--- Supplied information ---
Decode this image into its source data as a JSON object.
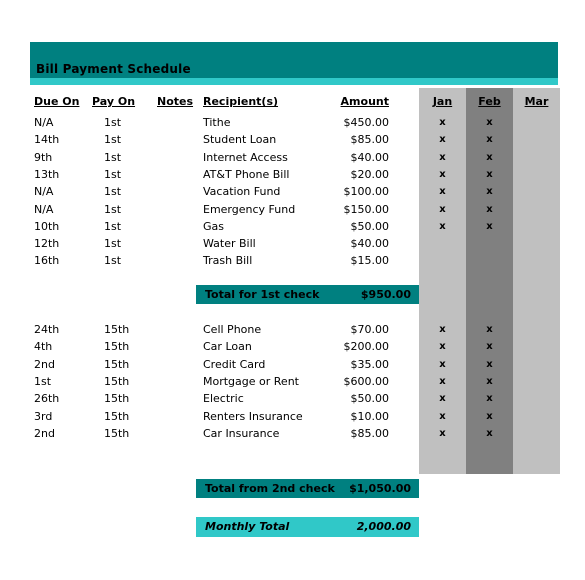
{
  "sheet": {
    "title": "Bill Payment Schedule",
    "colors": {
      "teal": "#008080",
      "cyan": "#30c8c8",
      "month_light": "#c0c0c0",
      "month_dark": "#808080",
      "text": "#000000"
    }
  },
  "columns": {
    "due_on": "Due On",
    "pay_on": "Pay On",
    "notes": "Notes",
    "recipients": "Recipient(s)",
    "amount": "Amount",
    "months": [
      "Jan",
      "Feb",
      "Mar"
    ]
  },
  "check_mark": "x",
  "sections": [
    {
      "id": "first-check",
      "rows": [
        {
          "due_on": "N/A",
          "pay_on": "1st",
          "notes": "",
          "recipient": "Tithe",
          "amount": "$450.00",
          "jan": "x",
          "feb": "x",
          "mar": ""
        },
        {
          "due_on": "14th",
          "pay_on": "1st",
          "notes": "",
          "recipient": "Student Loan",
          "amount": "$85.00",
          "jan": "x",
          "feb": "x",
          "mar": ""
        },
        {
          "due_on": "9th",
          "pay_on": "1st",
          "notes": "",
          "recipient": "Internet Access",
          "amount": "$40.00",
          "jan": "x",
          "feb": "x",
          "mar": ""
        },
        {
          "due_on": "13th",
          "pay_on": "1st",
          "notes": "",
          "recipient": "AT&T Phone Bill",
          "amount": "$20.00",
          "jan": "x",
          "feb": "x",
          "mar": ""
        },
        {
          "due_on": "N/A",
          "pay_on": "1st",
          "notes": "",
          "recipient": "Vacation Fund",
          "amount": "$100.00",
          "jan": "x",
          "feb": "x",
          "mar": ""
        },
        {
          "due_on": "N/A",
          "pay_on": "1st",
          "notes": "",
          "recipient": "Emergency Fund",
          "amount": "$150.00",
          "jan": "x",
          "feb": "x",
          "mar": ""
        },
        {
          "due_on": "10th",
          "pay_on": "1st",
          "notes": "",
          "recipient": "Gas",
          "amount": "$50.00",
          "jan": "x",
          "feb": "x",
          "mar": ""
        },
        {
          "due_on": "12th",
          "pay_on": "1st",
          "notes": "",
          "recipient": "Water Bill",
          "amount": "$40.00",
          "jan": "",
          "feb": "",
          "mar": ""
        },
        {
          "due_on": "16th",
          "pay_on": "1st",
          "notes": "",
          "recipient": "Trash Bill",
          "amount": "$15.00",
          "jan": "",
          "feb": "",
          "mar": ""
        }
      ],
      "total": {
        "label": "Total for 1st check",
        "value": "$950.00"
      }
    },
    {
      "id": "second-check",
      "rows": [
        {
          "due_on": "24th",
          "pay_on": "15th",
          "notes": "",
          "recipient": "Cell Phone",
          "amount": "$70.00",
          "jan": "x",
          "feb": "x",
          "mar": ""
        },
        {
          "due_on": "4th",
          "pay_on": "15th",
          "notes": "",
          "recipient": "Car Loan",
          "amount": "$200.00",
          "jan": "x",
          "feb": "x",
          "mar": ""
        },
        {
          "due_on": "2nd",
          "pay_on": "15th",
          "notes": "",
          "recipient": "Credit Card",
          "amount": "$35.00",
          "jan": "x",
          "feb": "x",
          "mar": ""
        },
        {
          "due_on": "1st",
          "pay_on": "15th",
          "notes": "",
          "recipient": "Mortgage or Rent",
          "amount": "$600.00",
          "jan": "x",
          "feb": "x",
          "mar": ""
        },
        {
          "due_on": "26th",
          "pay_on": "15th",
          "notes": "",
          "recipient": "Electric",
          "amount": "$50.00",
          "jan": "x",
          "feb": "x",
          "mar": ""
        },
        {
          "due_on": "3rd",
          "pay_on": "15th",
          "notes": "",
          "recipient": "Renters Insurance",
          "amount": "$10.00",
          "jan": "x",
          "feb": "x",
          "mar": ""
        },
        {
          "due_on": "2nd",
          "pay_on": "15th",
          "notes": "",
          "recipient": "Car Insurance",
          "amount": "$85.00",
          "jan": "x",
          "feb": "x",
          "mar": ""
        }
      ],
      "total": {
        "label": "Total from 2nd check",
        "value": "$1,050.00"
      }
    }
  ],
  "grand_total": {
    "label": "Monthly Total",
    "value": "2,000.00"
  }
}
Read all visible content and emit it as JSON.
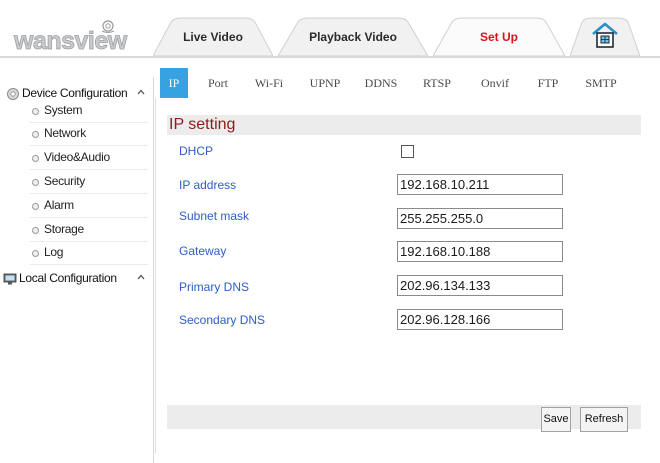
{
  "header": {
    "logo_text": "wansview",
    "tabs": [
      {
        "label": "Live Video",
        "active": false
      },
      {
        "label": "Playback Video",
        "active": false
      },
      {
        "label": "Set Up",
        "active": true
      }
    ],
    "home_icon": "house-icon"
  },
  "sidebar": {
    "device_group": {
      "label": "Device Configuration",
      "icon": "gear-icon"
    },
    "device_items": [
      "System",
      "Network",
      "Video&Audio",
      "Security",
      "Alarm",
      "Storage",
      "Log"
    ],
    "local_group": {
      "label": "Local Configuration",
      "icon": "monitor-icon"
    }
  },
  "subtabs": {
    "items": [
      "IP",
      "Port",
      "Wi-Fi",
      "UPNP",
      "DDNS",
      "RTSP",
      "Onvif",
      "FTP",
      "SMTP"
    ],
    "active": "IP"
  },
  "form": {
    "section_title": "IP setting",
    "dhcp": {
      "label": "DHCP",
      "checked": false
    },
    "fields": [
      {
        "label": "IP address",
        "value": "192.168.10.211"
      },
      {
        "label": "Subnet mask",
        "value": "255.255.255.0"
      },
      {
        "label": "Gateway",
        "value": "192.168.10.188"
      },
      {
        "label": "Primary DNS",
        "value": "202.96.134.133"
      },
      {
        "label": "Secondary DNS",
        "value": "202.96.128.166"
      }
    ],
    "save_label": "Save",
    "refresh_label": "Refresh"
  },
  "colors": {
    "accent_blue": "#37a2e1",
    "active_tab_text": "#d3151d",
    "field_label": "#2c5fc7",
    "section_title": "#8f1c1c"
  }
}
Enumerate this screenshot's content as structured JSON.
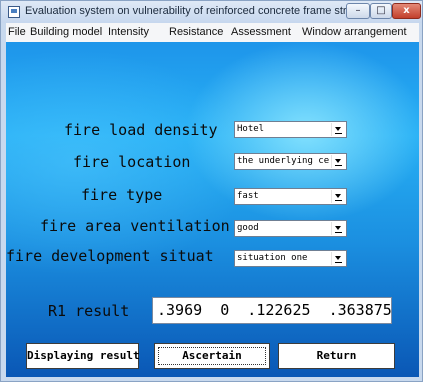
{
  "window": {
    "title": "Evaluation system on vulnerability of reinforced concrete frame struc...",
    "controls": {
      "minimize": "–",
      "maximize": "□",
      "close": "x"
    }
  },
  "menu": [
    "File",
    "Building model",
    "Intensity",
    "Resistance",
    "Assessment",
    "Window arrangement"
  ],
  "form": {
    "fields": [
      {
        "label": "fire load density",
        "value": "Hotel"
      },
      {
        "label": "fire location",
        "value": "the underlying center"
      },
      {
        "label": "fire type",
        "value": "fast"
      },
      {
        "label": "fire area ventilation",
        "value": "good"
      },
      {
        "label": "fire development situat",
        "value": "situation one"
      }
    ],
    "result_label": "R1 result",
    "result_value": ".3969  0  .122625  .363875"
  },
  "buttons": {
    "display": "Displaying result",
    "ascertain": "Ascertain",
    "return": "Return"
  }
}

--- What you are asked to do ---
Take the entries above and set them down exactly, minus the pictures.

--- Solution to this task ---
Decode this image into its source data as a JSON object.
{
  "sheet": {
    "title": "Bill Payment Schedule",
    "colors": {
      "teal": "#008080",
      "cyan": "#30c8c8",
      "month_light": "#c0c0c0",
      "month_dark": "#808080",
      "text": "#000000"
    }
  },
  "columns": {
    "due_on": "Due On",
    "pay_on": "Pay On",
    "notes": "Notes",
    "recipients": "Recipient(s)",
    "amount": "Amount",
    "months": [
      "Jan",
      "Feb",
      "Mar"
    ]
  },
  "check_mark": "x",
  "sections": [
    {
      "id": "first-check",
      "rows": [
        {
          "due_on": "N/A",
          "pay_on": "1st",
          "notes": "",
          "recipient": "Tithe",
          "amount": "$450.00",
          "jan": "x",
          "feb": "x",
          "mar": ""
        },
        {
          "due_on": "14th",
          "pay_on": "1st",
          "notes": "",
          "recipient": "Student Loan",
          "amount": "$85.00",
          "jan": "x",
          "feb": "x",
          "mar": ""
        },
        {
          "due_on": "9th",
          "pay_on": "1st",
          "notes": "",
          "recipient": "Internet Access",
          "amount": "$40.00",
          "jan": "x",
          "feb": "x",
          "mar": ""
        },
        {
          "due_on": "13th",
          "pay_on": "1st",
          "notes": "",
          "recipient": "AT&T Phone Bill",
          "amount": "$20.00",
          "jan": "x",
          "feb": "x",
          "mar": ""
        },
        {
          "due_on": "N/A",
          "pay_on": "1st",
          "notes": "",
          "recipient": "Vacation Fund",
          "amount": "$100.00",
          "jan": "x",
          "feb": "x",
          "mar": ""
        },
        {
          "due_on": "N/A",
          "pay_on": "1st",
          "notes": "",
          "recipient": "Emergency Fund",
          "amount": "$150.00",
          "jan": "x",
          "feb": "x",
          "mar": ""
        },
        {
          "due_on": "10th",
          "pay_on": "1st",
          "notes": "",
          "recipient": "Gas",
          "amount": "$50.00",
          "jan": "x",
          "feb": "x",
          "mar": ""
        },
        {
          "due_on": "12th",
          "pay_on": "1st",
          "notes": "",
          "recipient": "Water Bill",
          "amount": "$40.00",
          "jan": "",
          "feb": "",
          "mar": ""
        },
        {
          "due_on": "16th",
          "pay_on": "1st",
          "notes": "",
          "recipient": "Trash Bill",
          "amount": "$15.00",
          "jan": "",
          "feb": "",
          "mar": ""
        }
      ],
      "total": {
        "label": "Total for 1st check",
        "value": "$950.00"
      }
    },
    {
      "id": "second-check",
      "rows": [
        {
          "due_on": "24th",
          "pay_on": "15th",
          "notes": "",
          "recipient": "Cell Phone",
          "amount": "$70.00",
          "jan": "x",
          "feb": "x",
          "mar": ""
        },
        {
          "due_on": "4th",
          "pay_on": "15th",
          "notes": "",
          "recipient": "Car Loan",
          "amount": "$200.00",
          "jan": "x",
          "feb": "x",
          "mar": ""
        },
        {
          "due_on": "2nd",
          "pay_on": "15th",
          "notes": "",
          "recipient": "Credit Card",
          "amount": "$35.00",
          "jan": "x",
          "feb": "x",
          "mar": ""
        },
        {
          "due_on": "1st",
          "pay_on": "15th",
          "notes": "",
          "recipient": "Mortgage or Rent",
          "amount": "$600.00",
          "jan": "x",
          "feb": "x",
          "mar": ""
        },
        {
          "due_on": "26th",
          "pay_on": "15th",
          "notes": "",
          "recipient": "Electric",
          "amount": "$50.00",
          "jan": "x",
          "feb": "x",
          "mar": ""
        },
        {
          "due_on": "3rd",
          "pay_on": "15th",
          "notes": "",
          "recipient": "Renters Insurance",
          "amount": "$10.00",
          "jan": "x",
          "feb": "x",
          "mar": ""
        },
        {
          "due_on": "2nd",
          "pay_on": "15th",
          "notes": "",
          "recipient": "Car Insurance",
          "amount": "$85.00",
          "jan": "x",
          "feb": "x",
          "mar": ""
        }
      ],
      "total": {
        "label": "Total from 2nd check",
        "value": "$1,050.00"
      }
    }
  ],
  "grand_total": {
    "label": "Monthly Total",
    "value": "2,000.00"
  }
}
Read all visible content and emit it as JSON.
{
  "header": {
    "logo_text": "wansview",
    "tabs": [
      {
        "label": "Live Video",
        "active": false
      },
      {
        "label": "Playback Video",
        "active": false
      },
      {
        "label": "Set Up",
        "active": true
      }
    ],
    "home_icon": "house-icon"
  },
  "sidebar": {
    "device_group": {
      "label": "Device Configuration",
      "icon": "gear-icon"
    },
    "device_items": [
      "System",
      "Network",
      "Video&Audio",
      "Security",
      "Alarm",
      "Storage",
      "Log"
    ],
    "local_group": {
      "label": "Local Configuration",
      "icon": "monitor-icon"
    }
  },
  "subtabs": {
    "items": [
      "IP",
      "Port",
      "Wi-Fi",
      "UPNP",
      "DDNS",
      "RTSP",
      "Onvif",
      "FTP",
      "SMTP"
    ],
    "active": "IP"
  },
  "form": {
    "section_title": "IP setting",
    "dhcp": {
      "label": "DHCP",
      "checked": false
    },
    "fields": [
      {
        "label": "IP address",
        "value": "192.168.10.211"
      },
      {
        "label": "Subnet mask",
        "value": "255.255.255.0"
      },
      {
        "label": "Gateway",
        "value": "192.168.10.188"
      },
      {
        "label": "Primary DNS",
        "value": "202.96.134.133"
      },
      {
        "label": "Secondary DNS",
        "value": "202.96.128.166"
      }
    ],
    "save_label": "Save",
    "refresh_label": "Refresh"
  },
  "colors": {
    "accent_blue": "#37a2e1",
    "active_tab_text": "#d3151d",
    "field_label": "#2c5fc7",
    "section_title": "#8f1c1c"
  }
}
Enumerate this screenshot's content as structured JSON.
{
  "window": {
    "title": "Evaluation system on vulnerability of reinforced concrete frame struc...",
    "controls": {
      "minimize": "–",
      "maximize": "□",
      "close": "x"
    }
  },
  "menu": [
    "File",
    "Building model",
    "Intensity",
    "Resistance",
    "Assessment",
    "Window arrangement"
  ],
  "form": {
    "fields": [
      {
        "label": "fire load density",
        "value": "Hotel"
      },
      {
        "label": "fire location",
        "value": "the underlying center"
      },
      {
        "label": "fire type",
        "value": "fast"
      },
      {
        "label": "fire area ventilation",
        "value": "good"
      },
      {
        "label": "fire development situat",
        "value": "situation one"
      }
    ],
    "result_label": "R1 result",
    "result_value": ".3969  0  .122625  .363875"
  },
  "buttons": {
    "display": "Displaying result",
    "ascertain": "Ascertain",
    "return": "Return"
  }
}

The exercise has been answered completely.